How can the flu be prevented?

To stop the flu, get a flu shot every year. Also, practice good hygiene. Cover your mouth when you cough, wash your hands often, and avoid sick people.

How is the flu treated?

To treat the flu, start with antiviral medications early. You can also take over-the-counter drugs for symptom relief. Rest and drink plenty of fluids are crucial for getting better.

How does travel impact flu risk?

Traveling, especially in big groups, can up your flu risk. Be cautious of flu seasons where you’re going. Make sure you’re vaccinated before heading out.

Where can I find the latest information on flu activity?

The CDC and state health groups watch flu activity closely.

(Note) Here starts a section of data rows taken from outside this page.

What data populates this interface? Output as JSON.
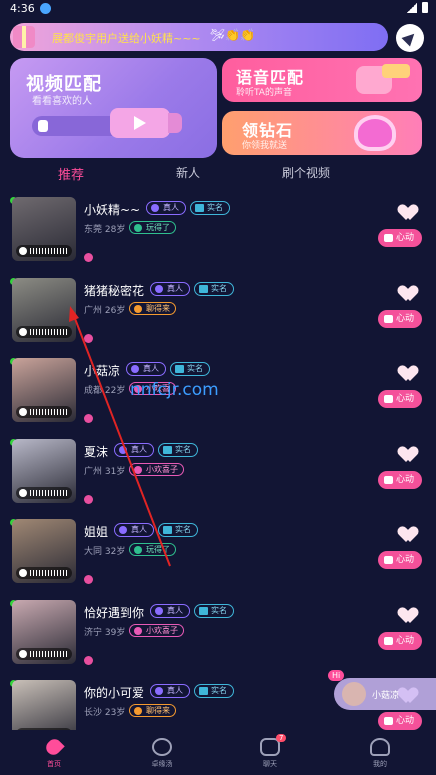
{
  "status_bar": {
    "time": "4:36"
  },
  "banner": {
    "text": "展都俊宇用户送给小妖精~~~",
    "emoji": "🛩👏👏"
  },
  "cards": {
    "video": {
      "title": "视频匹配",
      "subtitle": "看看喜欢的人"
    },
    "voice": {
      "title": "语音匹配",
      "subtitle": "聆听TA的声音"
    },
    "diamond": {
      "title": "领钻石",
      "subtitle": "你领我就送"
    }
  },
  "tabs": [
    {
      "label": "推荐",
      "active": true
    },
    {
      "label": "新人",
      "active": false
    },
    {
      "label": "刷个视频",
      "active": false
    }
  ],
  "badges": {
    "real": "真人",
    "verified": "实名"
  },
  "heart_button_label": "心动",
  "users": [
    {
      "name": "小妖精~~",
      "badges": [
        "真人",
        "实名"
      ],
      "meta": "东莞 28岁",
      "tag": "玩得了",
      "tag_color": "green",
      "photo": "#6f6a6f"
    },
    {
      "name": "猪猪秘密花",
      "badges": [
        "真人",
        "实名"
      ],
      "meta": "广州 26岁",
      "tag": "聊得来",
      "tag_color": "orange",
      "photo": "#8c8c84"
    },
    {
      "name": "小菇凉",
      "badges": [
        "真人",
        "实名"
      ],
      "meta": "成都 22岁",
      "tag": "小欢喜",
      "tag_color": "pink",
      "photo": "#c9a39a"
    },
    {
      "name": "夏沫",
      "badges": [
        "真人",
        "实名"
      ],
      "meta": "广州 31岁",
      "tag": "小欢喜子",
      "tag_color": "pink",
      "photo": "#b8b8c8"
    },
    {
      "name": "姐姐",
      "badges": [
        "真人",
        "实名"
      ],
      "meta": "大同 32岁",
      "tag": "玩得了",
      "tag_color": "green",
      "photo": "#a08874"
    },
    {
      "name": "恰好遇到你",
      "badges": [
        "真人",
        "实名"
      ],
      "meta": "济宁 39岁",
      "tag": "小欢喜子",
      "tag_color": "pink",
      "photo": "#c8a9b0"
    },
    {
      "name": "你的小可爱",
      "badges": [
        "真人",
        "实名"
      ],
      "meta": "长沙 23岁",
      "tag": "聊得来",
      "tag_color": "orange",
      "photo": "#c9c0b8"
    }
  ],
  "watermark": "nnfcjr.com",
  "floating_hi": {
    "hi": "Hi",
    "name": "小菇凉"
  },
  "nav": [
    {
      "label": "首页",
      "icon": "home-heart-icon",
      "active": true
    },
    {
      "label": "卓缘汤",
      "icon": "planet-icon",
      "active": false
    },
    {
      "label": "聊天",
      "icon": "chat-icon",
      "active": false,
      "badge": "7"
    },
    {
      "label": "我的",
      "icon": "user-icon",
      "active": false
    }
  ],
  "colors": {
    "accent": "#ff4d9a",
    "background": "#121534",
    "online": "#35d43c"
  }
}
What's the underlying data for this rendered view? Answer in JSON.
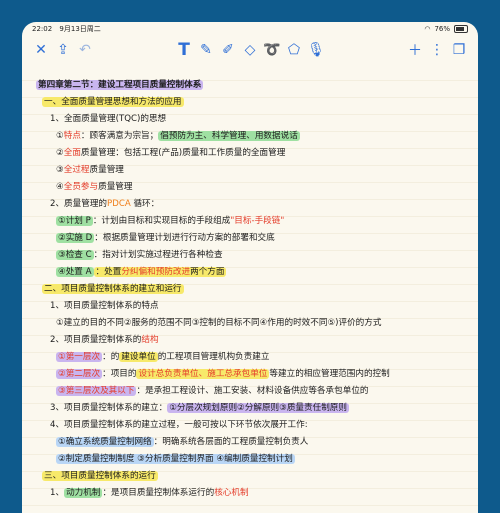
{
  "status": {
    "time": "22:02",
    "date": "9月13日周二",
    "battery": "76%"
  },
  "toolbar_icons": [
    "close-icon",
    "share-icon",
    "undo-icon",
    "text-tool-icon",
    "pen-icon",
    "highlighter-icon",
    "eraser-icon",
    "lasso-icon",
    "shapes-icon",
    "microphone-icon",
    "add-icon",
    "more-icon",
    "pages-icon"
  ],
  "note": {
    "title": "第四章第二节：建设工程项目质量控制体系",
    "s1": "一、全面质量管理思想和方法的应用",
    "l1": "1、全面质量管理(TQC)的思想",
    "l1a_num": "①",
    "l1a_key": "特点",
    "l1a_text": "：顾客满意为宗旨；",
    "l1a_hl": "倡预防为主、科学管理、用数据说话",
    "l1b_num": "②",
    "l1b_key": "全面",
    "l1b_text": "质量管理：包括工程(产品)质量和工作质量的全面管理",
    "l1c_num": "③",
    "l1c_key": "全过程",
    "l1c_text": "质量管理",
    "l1d_num": "④",
    "l1d_key": "全员参与",
    "l1d_text": "质量管理",
    "l2_a": "2、质量管理的",
    "l2_key": "PDCA",
    "l2_b": " 循环：",
    "p1_hl": "①计划 P",
    "p1_text": "：计划由目标和实现目标的手段组成",
    "p1_key": "\"目标-手段链\"",
    "p2_hl": "②实施 D",
    "p2_text": "：根据质量管理计划进行行动方案的部署和交底",
    "p3_hl": "③检查 C",
    "p3_text": "：指对计划实施过程进行各种检查",
    "p4_hl": "④处置 A",
    "p4_text": "：处置",
    "p4_key": "分纠偏和预防改进",
    "p4_tail": "两个方面",
    "s2": "二、项目质量控制体系的建立和运行",
    "l3": "1、项目质量控制体系的特点",
    "l3a": "①建立的目的不同②服务的范围不同③控制的目标不同④作用的时效不同⑤)评价的方式",
    "l4_a": "2、项目质量控制体系的",
    "l4_key": "结构",
    "t1_hl": "①第一层次",
    "t1_text": "：的",
    "t1_key": "建设单位",
    "t1_tail": "的工程项目管理机构负责建立",
    "t2_hl": "②第二层次",
    "t2_text": "：项目的",
    "t2_key": "设计总负责单位、施工总承包单位",
    "t2_tail": "等建立的相应管理范围内的控制",
    "t3_hl": "③第三层次及其以下",
    "t3_text": "：是承担工程设计、施工安装、材料设备供应等各承包单位的",
    "l5_a": "3、项目质量控制体系的建立：",
    "l5_hl": "①分层次规划原则②分解原则③质量责任制原则",
    "l6": "4、项目质量控制体系的建立过程，一般可按以下环节依次展开工作:",
    "l6a_hl": "①确立系统质量控制网络",
    "l6a_text": "：明确系统各层面的工程质量控制负责人",
    "l6b_hl": "②制定质量控制制度 ③分析质量控制界面 ④编制质量控制计划",
    "s3": "三、项目质量控制体系的运行",
    "l7_a": "1、",
    "l7_hl": "动力机制",
    "l7_text": "：是项目质量控制体系运行的",
    "l7_key": "核心机制"
  }
}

Check their websites for the newest updates on flu, including tips to stay healthy.

Source Links

  1. https://www.health.nsw.gov.au/Infectious/factsheets/Pages/influenza_factsheet.aspx
  2. https://www.health.ny.gov/diseases/communicable/influenza/fact_sheet.htm
  3. https://www.hopkinsmedicine.org/health/conditions-and-diseases/influenza/a-parents-guide-to-the-flu
  4. https://www.cdc.gov/flu/about/keyfacts.htm
  5. https://www.bannerhealth.com/staying-well/health-and-wellness/wellness/flu/high-risk-and-complications
  6. https://www.mayoclinic.org/diseases-conditions/flu/symptoms-causes/syc-20351719
  7. https://www.dignityhealth.org/articles/someone-in-the-house-has-the-flu-how-do-you-stay-healthy
  8. https://www.cdc.gov/flu/treatment/treatment.htm
  9. https://www.cdc.gov/flu/school-business/travelersfacts.htm
  10. https://www.cdc.gov/flu/weekly/overview.htm
  11. https://www.cdc.gov/flu/weekly/index.htm
  12. https://www.ncbi.nlm.nih.gov/pmc/articles/PMC4733423/
  13. https://www.bcm.edu/departments/molecular-virology-and-microbiology/emerging-infections-and-biodefense/specific-agents/influenza-virus-flu